§ What to do:
Lines below containing the word "Number" should be copied out.

§ Records for this exercise:
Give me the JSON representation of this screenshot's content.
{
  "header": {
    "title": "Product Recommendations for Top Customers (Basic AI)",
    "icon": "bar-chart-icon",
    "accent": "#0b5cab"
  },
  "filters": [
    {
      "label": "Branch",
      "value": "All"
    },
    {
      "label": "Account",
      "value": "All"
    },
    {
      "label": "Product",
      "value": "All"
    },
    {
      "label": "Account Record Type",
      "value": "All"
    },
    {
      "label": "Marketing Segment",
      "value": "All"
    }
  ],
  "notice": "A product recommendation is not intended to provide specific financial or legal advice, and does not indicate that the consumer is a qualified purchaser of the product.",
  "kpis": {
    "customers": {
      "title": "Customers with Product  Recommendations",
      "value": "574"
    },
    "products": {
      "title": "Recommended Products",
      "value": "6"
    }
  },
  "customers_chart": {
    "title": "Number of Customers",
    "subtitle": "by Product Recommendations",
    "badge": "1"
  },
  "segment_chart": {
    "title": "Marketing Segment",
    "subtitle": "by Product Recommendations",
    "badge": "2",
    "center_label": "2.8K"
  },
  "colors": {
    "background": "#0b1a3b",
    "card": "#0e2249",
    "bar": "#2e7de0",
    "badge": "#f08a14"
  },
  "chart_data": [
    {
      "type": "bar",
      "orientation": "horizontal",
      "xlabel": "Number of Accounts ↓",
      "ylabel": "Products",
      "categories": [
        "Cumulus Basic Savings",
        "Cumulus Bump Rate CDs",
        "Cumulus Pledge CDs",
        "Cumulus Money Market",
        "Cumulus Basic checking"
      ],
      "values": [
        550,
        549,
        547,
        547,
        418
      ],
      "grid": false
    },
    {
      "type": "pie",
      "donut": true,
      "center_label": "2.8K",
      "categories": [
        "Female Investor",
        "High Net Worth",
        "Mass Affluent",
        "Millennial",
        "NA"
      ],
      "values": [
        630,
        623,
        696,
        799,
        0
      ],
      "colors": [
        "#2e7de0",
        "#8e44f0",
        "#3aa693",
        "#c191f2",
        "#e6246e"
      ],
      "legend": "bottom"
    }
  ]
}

§ Solved problem:
    "title": "Number of Customers",
      "xlabel": "Number of Accounts ↓",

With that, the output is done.